* **BRIEF**: The answer must consist of every line from the data that holds "Read".

* **DATASET ENTRIES**:

........

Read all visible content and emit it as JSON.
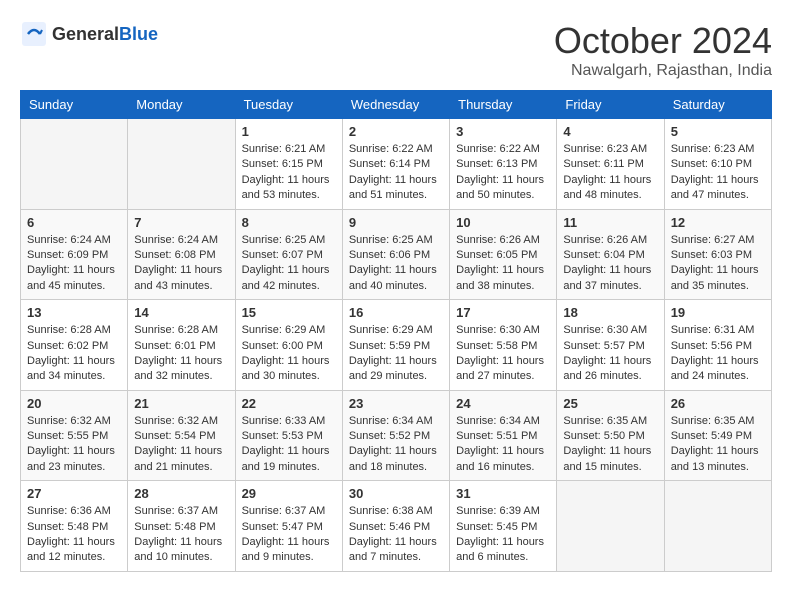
{
  "header": {
    "logo_general": "General",
    "logo_blue": "Blue",
    "month_title": "October 2024",
    "location": "Nawalgarh, Rajasthan, India"
  },
  "calendar": {
    "days_of_week": [
      "Sunday",
      "Monday",
      "Tuesday",
      "Wednesday",
      "Thursday",
      "Friday",
      "Saturday"
    ],
    "weeks": [
      [
        {
          "day": "",
          "empty": true
        },
        {
          "day": "",
          "empty": true
        },
        {
          "day": "1",
          "sunrise": "6:21 AM",
          "sunset": "6:15 PM",
          "daylight": "11 hours and 53 minutes."
        },
        {
          "day": "2",
          "sunrise": "6:22 AM",
          "sunset": "6:14 PM",
          "daylight": "11 hours and 51 minutes."
        },
        {
          "day": "3",
          "sunrise": "6:22 AM",
          "sunset": "6:13 PM",
          "daylight": "11 hours and 50 minutes."
        },
        {
          "day": "4",
          "sunrise": "6:23 AM",
          "sunset": "6:11 PM",
          "daylight": "11 hours and 48 minutes."
        },
        {
          "day": "5",
          "sunrise": "6:23 AM",
          "sunset": "6:10 PM",
          "daylight": "11 hours and 47 minutes."
        }
      ],
      [
        {
          "day": "6",
          "sunrise": "6:24 AM",
          "sunset": "6:09 PM",
          "daylight": "11 hours and 45 minutes."
        },
        {
          "day": "7",
          "sunrise": "6:24 AM",
          "sunset": "6:08 PM",
          "daylight": "11 hours and 43 minutes."
        },
        {
          "day": "8",
          "sunrise": "6:25 AM",
          "sunset": "6:07 PM",
          "daylight": "11 hours and 42 minutes."
        },
        {
          "day": "9",
          "sunrise": "6:25 AM",
          "sunset": "6:06 PM",
          "daylight": "11 hours and 40 minutes."
        },
        {
          "day": "10",
          "sunrise": "6:26 AM",
          "sunset": "6:05 PM",
          "daylight": "11 hours and 38 minutes."
        },
        {
          "day": "11",
          "sunrise": "6:26 AM",
          "sunset": "6:04 PM",
          "daylight": "11 hours and 37 minutes."
        },
        {
          "day": "12",
          "sunrise": "6:27 AM",
          "sunset": "6:03 PM",
          "daylight": "11 hours and 35 minutes."
        }
      ],
      [
        {
          "day": "13",
          "sunrise": "6:28 AM",
          "sunset": "6:02 PM",
          "daylight": "11 hours and 34 minutes."
        },
        {
          "day": "14",
          "sunrise": "6:28 AM",
          "sunset": "6:01 PM",
          "daylight": "11 hours and 32 minutes."
        },
        {
          "day": "15",
          "sunrise": "6:29 AM",
          "sunset": "6:00 PM",
          "daylight": "11 hours and 30 minutes."
        },
        {
          "day": "16",
          "sunrise": "6:29 AM",
          "sunset": "5:59 PM",
          "daylight": "11 hours and 29 minutes."
        },
        {
          "day": "17",
          "sunrise": "6:30 AM",
          "sunset": "5:58 PM",
          "daylight": "11 hours and 27 minutes."
        },
        {
          "day": "18",
          "sunrise": "6:30 AM",
          "sunset": "5:57 PM",
          "daylight": "11 hours and 26 minutes."
        },
        {
          "day": "19",
          "sunrise": "6:31 AM",
          "sunset": "5:56 PM",
          "daylight": "11 hours and 24 minutes."
        }
      ],
      [
        {
          "day": "20",
          "sunrise": "6:32 AM",
          "sunset": "5:55 PM",
          "daylight": "11 hours and 23 minutes."
        },
        {
          "day": "21",
          "sunrise": "6:32 AM",
          "sunset": "5:54 PM",
          "daylight": "11 hours and 21 minutes."
        },
        {
          "day": "22",
          "sunrise": "6:33 AM",
          "sunset": "5:53 PM",
          "daylight": "11 hours and 19 minutes."
        },
        {
          "day": "23",
          "sunrise": "6:34 AM",
          "sunset": "5:52 PM",
          "daylight": "11 hours and 18 minutes."
        },
        {
          "day": "24",
          "sunrise": "6:34 AM",
          "sunset": "5:51 PM",
          "daylight": "11 hours and 16 minutes."
        },
        {
          "day": "25",
          "sunrise": "6:35 AM",
          "sunset": "5:50 PM",
          "daylight": "11 hours and 15 minutes."
        },
        {
          "day": "26",
          "sunrise": "6:35 AM",
          "sunset": "5:49 PM",
          "daylight": "11 hours and 13 minutes."
        }
      ],
      [
        {
          "day": "27",
          "sunrise": "6:36 AM",
          "sunset": "5:48 PM",
          "daylight": "11 hours and 12 minutes."
        },
        {
          "day": "28",
          "sunrise": "6:37 AM",
          "sunset": "5:48 PM",
          "daylight": "11 hours and 10 minutes."
        },
        {
          "day": "29",
          "sunrise": "6:37 AM",
          "sunset": "5:47 PM",
          "daylight": "11 hours and 9 minutes."
        },
        {
          "day": "30",
          "sunrise": "6:38 AM",
          "sunset": "5:46 PM",
          "daylight": "11 hours and 7 minutes."
        },
        {
          "day": "31",
          "sunrise": "6:39 AM",
          "sunset": "5:45 PM",
          "daylight": "11 hours and 6 minutes."
        },
        {
          "day": "",
          "empty": true
        },
        {
          "day": "",
          "empty": true
        }
      ]
    ]
  }
}
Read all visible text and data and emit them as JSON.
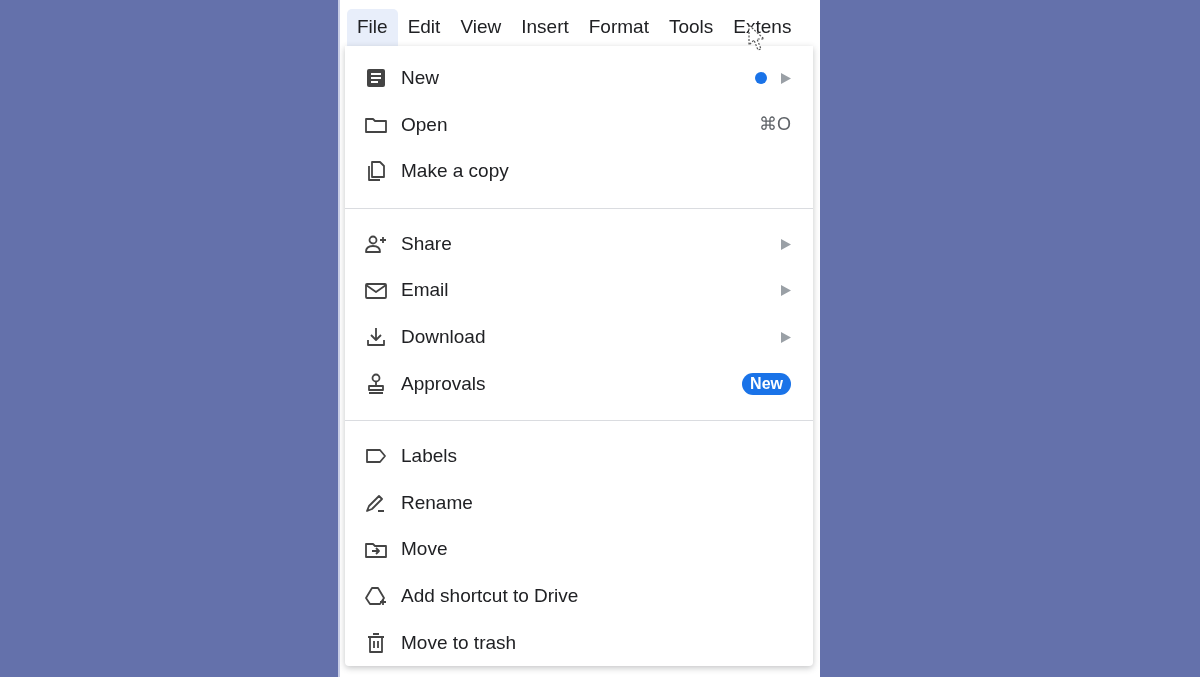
{
  "menubar": [
    {
      "label": "File",
      "selected": true
    },
    {
      "label": "Edit",
      "selected": false
    },
    {
      "label": "View",
      "selected": false
    },
    {
      "label": "Insert",
      "selected": false
    },
    {
      "label": "Format",
      "selected": false
    },
    {
      "label": "Tools",
      "selected": false
    },
    {
      "label": "Extens",
      "selected": false
    }
  ],
  "file_menu": {
    "sections": [
      [
        {
          "label": "New",
          "submenu": true,
          "dot": true
        },
        {
          "label": "Open",
          "submenu": false,
          "dot": false,
          "shortcut": "⌘O"
        },
        {
          "label": "Make a copy",
          "submenu": false,
          "dot": false
        }
      ],
      [
        {
          "label": "Share",
          "submenu": true,
          "dot": false
        },
        {
          "label": "Email",
          "submenu": true,
          "dot": false
        },
        {
          "label": "Download",
          "submenu": true,
          "dot": false
        },
        {
          "label": "Approvals",
          "submenu": false,
          "dot": false,
          "badge": "New"
        }
      ],
      [
        {
          "label": "Labels",
          "submenu": false,
          "dot": false
        },
        {
          "label": "Rename",
          "submenu": false,
          "dot": false
        },
        {
          "label": "Move",
          "submenu": false,
          "dot": false
        },
        {
          "label": "Add shortcut to Drive",
          "submenu": false,
          "dot": false
        },
        {
          "label": "Move to trash",
          "submenu": false,
          "dot": false
        }
      ]
    ]
  }
}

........

* **RESULT OF THIS TASK**:
Read all visible content and emit it as JSON.
Read all visible text and data and emit them as JSON.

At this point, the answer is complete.